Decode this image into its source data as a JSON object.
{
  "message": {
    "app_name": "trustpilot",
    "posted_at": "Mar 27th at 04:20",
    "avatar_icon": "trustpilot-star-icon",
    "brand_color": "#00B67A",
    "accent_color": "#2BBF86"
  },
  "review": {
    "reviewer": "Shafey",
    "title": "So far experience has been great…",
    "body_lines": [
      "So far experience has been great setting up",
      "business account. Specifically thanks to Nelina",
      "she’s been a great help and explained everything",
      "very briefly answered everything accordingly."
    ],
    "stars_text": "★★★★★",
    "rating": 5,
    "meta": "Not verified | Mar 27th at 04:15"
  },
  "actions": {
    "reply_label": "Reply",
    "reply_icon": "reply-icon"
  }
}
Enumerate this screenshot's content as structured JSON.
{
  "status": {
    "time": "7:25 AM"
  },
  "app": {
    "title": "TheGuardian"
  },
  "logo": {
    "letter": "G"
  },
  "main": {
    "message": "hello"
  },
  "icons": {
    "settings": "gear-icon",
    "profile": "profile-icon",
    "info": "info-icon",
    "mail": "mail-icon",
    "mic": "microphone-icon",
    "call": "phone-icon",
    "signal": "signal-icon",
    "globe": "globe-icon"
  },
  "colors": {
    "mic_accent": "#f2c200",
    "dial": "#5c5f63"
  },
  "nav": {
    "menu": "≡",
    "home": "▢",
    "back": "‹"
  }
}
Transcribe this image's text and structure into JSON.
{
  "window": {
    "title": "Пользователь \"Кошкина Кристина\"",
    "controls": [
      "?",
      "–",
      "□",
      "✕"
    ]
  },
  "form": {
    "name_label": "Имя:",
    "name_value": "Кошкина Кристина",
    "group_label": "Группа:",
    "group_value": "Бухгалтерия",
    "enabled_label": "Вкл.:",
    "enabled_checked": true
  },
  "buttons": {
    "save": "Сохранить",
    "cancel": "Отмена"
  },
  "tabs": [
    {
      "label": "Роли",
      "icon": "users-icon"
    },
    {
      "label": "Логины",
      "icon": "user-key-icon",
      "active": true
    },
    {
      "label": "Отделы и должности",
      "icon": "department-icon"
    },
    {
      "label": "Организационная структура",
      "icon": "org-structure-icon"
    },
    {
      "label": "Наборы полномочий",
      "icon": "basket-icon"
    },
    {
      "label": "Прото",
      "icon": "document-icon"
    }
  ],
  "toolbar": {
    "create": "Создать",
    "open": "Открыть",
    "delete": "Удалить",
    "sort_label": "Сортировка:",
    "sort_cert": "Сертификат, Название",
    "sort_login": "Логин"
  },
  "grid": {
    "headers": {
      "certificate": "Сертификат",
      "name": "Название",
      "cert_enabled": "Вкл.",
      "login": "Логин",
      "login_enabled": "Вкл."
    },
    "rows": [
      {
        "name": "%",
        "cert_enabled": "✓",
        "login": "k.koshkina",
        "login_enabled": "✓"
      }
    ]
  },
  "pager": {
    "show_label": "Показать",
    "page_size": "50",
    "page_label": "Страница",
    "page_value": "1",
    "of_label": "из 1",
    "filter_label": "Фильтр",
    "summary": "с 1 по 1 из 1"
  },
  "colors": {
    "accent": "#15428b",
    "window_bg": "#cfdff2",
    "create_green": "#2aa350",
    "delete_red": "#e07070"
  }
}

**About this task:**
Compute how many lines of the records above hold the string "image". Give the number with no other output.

**Solution for this task:**
2